I want residents to know that the issues with regards to Road Safety on Linthouse Lane is still very much an issue for your Councillors. We recognise the concerns you have about road safety. Following the latest road traffic incident a number of days ago. I wrote again to the City Council and their road safety team of highway engineers. I am now publishing their response in full, to our request for further and better Road Safety measures. Here is the Local Authority response. It relates to speeding vehicles on Linthouse Lane, and the Traffic and Road Safety team have provided the following response:
“In response to your enquiry regarding Road Safety on Linthouse Lane, I can provide the following information and response.
Specifically in relation to the recent incident to which you refer, I have not received any contact or information from West Midlands Police regarding the road traffic incident shown in your photograph.

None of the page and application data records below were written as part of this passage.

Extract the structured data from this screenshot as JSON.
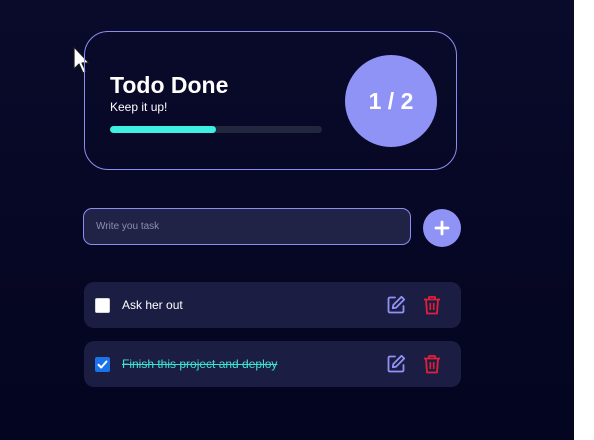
{
  "summary": {
    "title": "Todo Done",
    "subtitle": "Keep it up!",
    "completed": 1,
    "total": 2,
    "progress_fraction": 0.5,
    "counter_text": "1 / 2"
  },
  "new_task": {
    "placeholder": "Write you task",
    "value": ""
  },
  "add_button": {
    "icon": "plus-icon"
  },
  "todos": [
    {
      "text": "Ask her out",
      "done": false
    },
    {
      "text": "Finish this project and deploy",
      "done": true
    }
  ],
  "icons": {
    "edit": "edit-icon",
    "delete": "trash-icon",
    "cursor": "mouse-pointer-icon"
  },
  "colors": {
    "background": "#070826",
    "accent": "#8f93f6",
    "progress": "#3ef0e2",
    "done_text": "#3ee2cf",
    "delete": "#e0203a",
    "card": "#1c1d42"
  }
}
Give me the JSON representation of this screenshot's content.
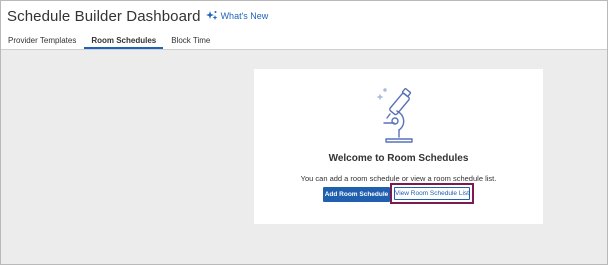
{
  "header": {
    "title": "Schedule Builder Dashboard",
    "whats_new_label": "What's New"
  },
  "tabs": [
    {
      "label": "Provider Templates",
      "active": false
    },
    {
      "label": "Room Schedules",
      "active": true
    },
    {
      "label": "Block Time",
      "active": false
    }
  ],
  "empty_state": {
    "heading": "Welcome to Room Schedules",
    "description": "You can add a room schedule or view a room schedule list.",
    "primary_button": "Add Room Schedule",
    "secondary_button": "View Room Schedule List"
  },
  "colors": {
    "accent": "#1f5fae",
    "highlight_border": "#7b1c4c",
    "background": "#ececec"
  },
  "icons": {
    "whats_new": "sparkle-icon",
    "illustration": "microscope-icon"
  }
}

However, depending on the severity of injuries to those involved, I will either be contacted directly by WMP or it will appear on the West Midlands Personal Injury Collision Database in due course. Consequently, at this stage we do not know the circumstances or causations that led to the incident.
Each year my team undertaken an analysis of Personal Injury Collisions (PIC’s) across the network in order to identify those locations and routes with the highest risks to target our limited resources. We look at both specific locations such as junctions and whole routes (individual roads). To compare routes equitably, we calculate the number of PICs per kilometre of road in the preceding three year period. We then rank the roads in order to identify which routes to investigate in more detail before finalising our Programme of interventions.

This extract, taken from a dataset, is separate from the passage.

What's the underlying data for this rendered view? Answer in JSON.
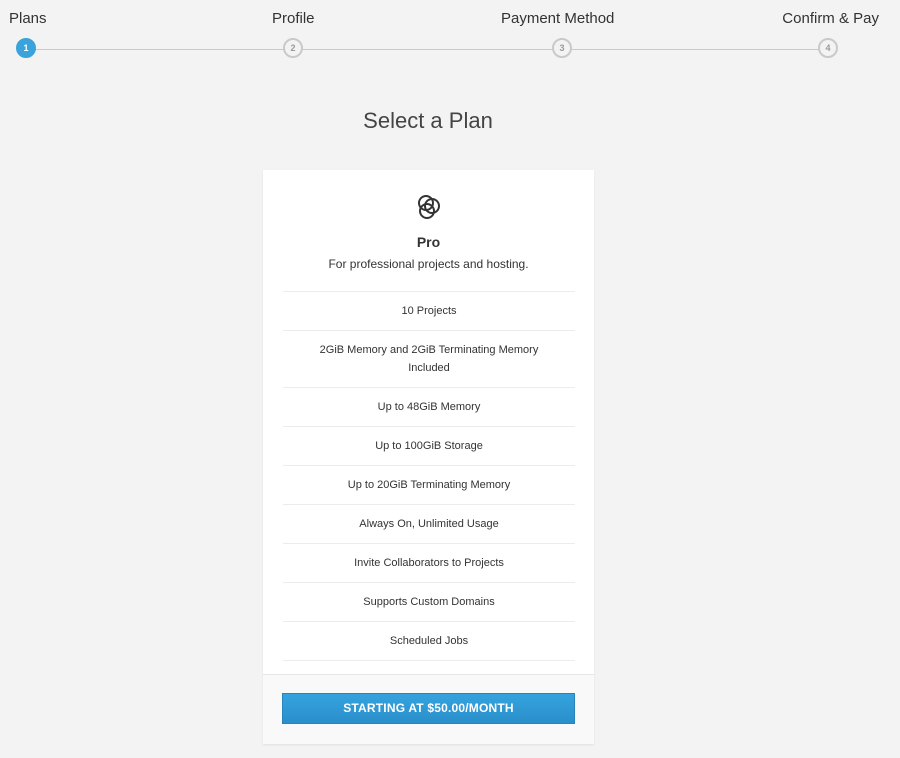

I have checked our analysis which was undertaken in January 2022 and can report that Linthouse Lane was ranked 61st with a figure of 6.0 PIC’s/km of road. This was slightly higher than it’s 2021 ranking of 72nd but still quite some way off being justifiable for including in our Capital Programme list of schemes. We will of course include Linthouse Lane in our analysis for the coming year and include it in our scheme list if justifiable based on the above objective criteria.
On a more positive note, whilst City of Wolverhampton Council is not responsible for enforcement of speed limits (that responsibility lies with West Midlands Police) we do have an annual programme of installation of Variable Message Speed Warning signs (VAS) that flash up to advise drivers to slow down, if exceeding a threshold above the speed limit. I am aware that we have installed our mobile battery VAS signs on Linthouse Lane in the past however we have identified Linthouse Lane as a road that would benefit from having permanent mains powered signs installed. I am pleased to be able to inform you that Linthouse Lane is one of the roads selected for the next tranche of signs and so my team member, will be organising the arrangements for installation works for two of VAS signs as soon as practically possible.
I will also ask one of my team to visit Linthouse Lane in the coming weeks to check that all signs and road markings are present and in an acceptable condition.
I am aware that road safety is an emotive subject but hope that you will appreciate that we must prioritise our limited resources appropriately using statistical evidence to benchmark all routes across the City.”
Councillor Phil Bateman said “I have published the response in full. Because getting the road safety investment to improve our highways has never been easy. But the lack of resources for the whole City in this policy area, is very much a determinant of how the available funds are used. We have not given up hope. We will continue to make the case. Plus we will also be pressing the Police to do more in suppressing speed, and to do their utmost to patrol Linthouse Lane.